In the 1880s, Ludwik Leyzer Zamenhof, a Jewish ophthalmologist in Bialystok who had become disillusioned with Zionism, concluded that the problems of anti-Semitism, prejudice, racism, and war could all be solved were mankind to adopt a universal language. He proceeded to create Esperanto, a simplified tongue based primarily on the Romance languages but with heavy doses of German, Slavic, and even Yiddish. Soon there were publications and annual conferences. Both still exist today, though the movement never achieved the success Zamenhoff hoped for—as Esther Schor recounts in Bridge of Words: Esperanto and the Dream of a Universal Language. David Mikics writes in his review:
Zamenhof . . . wrote that “my Jewishness has been the main reason why, from earliest childhood, I gave myself completely to one crucial idea, one dream—the dream of the unity of humankind.” . . .
In 1901, Zamenhof unveiled a universal ethics he called “Hillelism,” to be spread by Esperanto speakers. . . Like those contemporary American Jews who define Jewishness as the devotion to social justice, Zamenhof was straddling a fence. If Jewish tradition was an anachronism, [as Zamenhof firmly believed], why name his universal ethics after the sage Hillel? Judaism could only conquer if the Jews themselves disappeared qua Jews, Zamenhof seemed to be implying. . . . He thought that non-Jews would adopt Jewish moral seriousness if only Jews could divest themselves of nationhood, religion, and cultural identity. To put it mildly, the 20th century did not validate this highly paradoxical fantasy. Zamenhof’s own daughters were murdered in Auschwitz. . . .
[Zamenhof] lived long enough to see anti-Semitic polemics appear in a Polish Esperanto journal called Pola Esperantisto.

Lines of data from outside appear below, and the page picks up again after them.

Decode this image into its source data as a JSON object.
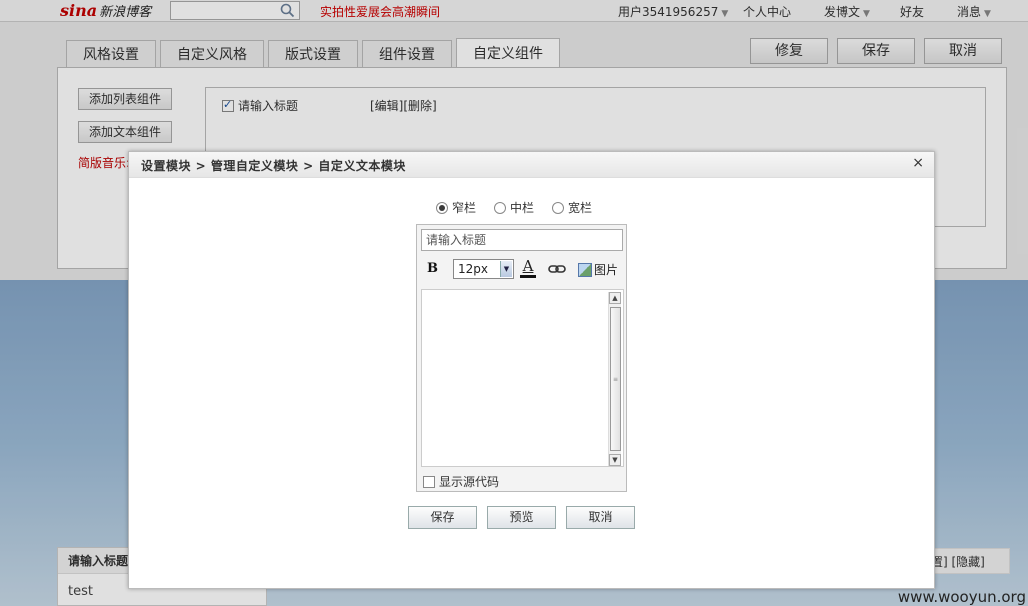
{
  "topbar": {
    "logo_mark": "sina",
    "logo_brand": "新浪博客",
    "search_placeholder": "",
    "hot_link": "实拍性爱展会高潮瞬间",
    "user": "用户3541956257",
    "personal_center": "个人中心",
    "post": "发博文",
    "friends": "好友",
    "messages": "消息"
  },
  "tabs": [
    {
      "label": "风格设置"
    },
    {
      "label": "自定义风格"
    },
    {
      "label": "版式设置"
    },
    {
      "label": "组件设置"
    },
    {
      "label": "自定义组件"
    }
  ],
  "actions": {
    "restore": "修复",
    "save": "保存",
    "cancel": "取消"
  },
  "panel": {
    "add_list": "添加列表组件",
    "add_text": "添加文本组件",
    "music": "简版音乐:",
    "component_title": "请输入标题",
    "component_actions": "[编辑][删除]"
  },
  "dialog": {
    "breadcrumb": "设置模块 > 管理自定义模块 > 自定义文本模块",
    "close": "×",
    "radios": [
      {
        "label": "窄栏",
        "selected": true
      },
      {
        "label": "中栏",
        "selected": false
      },
      {
        "label": "宽栏",
        "selected": false
      }
    ],
    "title_value": "请输入标题",
    "bold": "B",
    "font_size": "12px",
    "color_letter": "A",
    "image_label": "图片",
    "show_source": "显示源代码",
    "save": "保存",
    "preview": "预览",
    "cancel": "取消"
  },
  "background": {
    "card_title": "请输入标题",
    "card_body": "test",
    "right_actions": "置] [隐藏]"
  },
  "watermark": "www.wooyun.org",
  "colors": {
    "brand_red": "#c40000",
    "sky": "#86a7c9"
  }
}
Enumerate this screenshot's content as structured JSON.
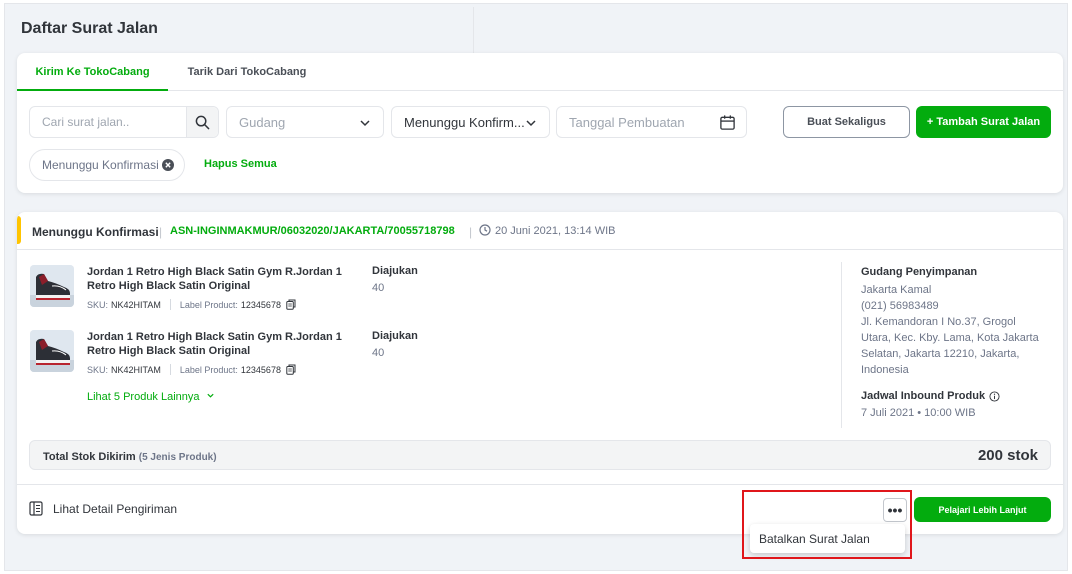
{
  "page": {
    "title": "Daftar Surat Jalan"
  },
  "tabs": [
    {
      "label": "Kirim Ke TokoCabang"
    },
    {
      "label": "Tarik Dari TokoCabang"
    }
  ],
  "filters": {
    "search_placeholder": "Cari surat jalan..",
    "gudang_placeholder": "Gudang",
    "status_value": "Menunggu Konfirm...",
    "tanggal_placeholder": "Tanggal Pembuatan",
    "bulk_button": "Buat Sekaligus",
    "add_button": "+ Tambah Surat Jalan",
    "active_chip": "Menunggu Konfirmasi",
    "clear_all": "Hapus Semua"
  },
  "shipment": {
    "status": "Menunggu Konfirmasi",
    "code": "ASN-INGINMAKMUR/06032020/JAKARTA/70055718798",
    "date": "20 Juni 2021, 13:14 WIB",
    "products": [
      {
        "name": "Jordan 1 Retro High Black Satin Gym R.Jordan 1 Retro High Black Satin Original",
        "sku_label": "SKU:",
        "sku": "NK42HITAM",
        "product_label_label": "Label Product:",
        "product_label": "12345678",
        "qty_label": "Diajukan",
        "qty": "40"
      },
      {
        "name": "Jordan 1 Retro High Black Satin Gym R.Jordan 1 Retro High Black Satin Original",
        "sku_label": "SKU:",
        "sku": "NK42HITAM",
        "product_label_label": "Label Product:",
        "product_label": "12345678",
        "qty_label": "Diajukan",
        "qty": "40"
      }
    ],
    "more_products": "Lihat 5 Produk Lainnya",
    "warehouse": {
      "title": "Gudang Penyimpanan",
      "name": "Jakarta Kamal",
      "phone": "(021) 56983489",
      "address_lines": [
        "Jl. Kemandoran I No.37, Grogol",
        "Utara, Kec. Kby. Lama, Kota Jakarta",
        "Selatan, Jakarta 12210, Jakarta,",
        "Indonesia"
      ]
    },
    "schedule": {
      "title": "Jadwal Inbound Produk",
      "value": "7 Juli 2021 • 10:00 WIB"
    },
    "total": {
      "label": "Total Stok Dikirim",
      "detail": "(5 Jenis Produk)",
      "value": "200 stok"
    },
    "footer": {
      "detail_link": "Lihat Detail Pengiriman",
      "more_button": "•••",
      "learn_button": "Pelajari Lebih Lanjut"
    },
    "dropdown_menu": {
      "items": [
        "Batalkan Surat Jalan"
      ]
    }
  },
  "colors": {
    "accent": "#03ac0e",
    "status_bar": "#ffc400",
    "highlight_box": "#e0161b"
  }
}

Zamenhof wrote a letter to the editor condemning the articles, in which he remarked that “the entire sin of the Jews consists only in this, that Jews also want to live and have human rights.” But the editor rejected Zamenhof’s letter and continued on his path of Jew-hatred.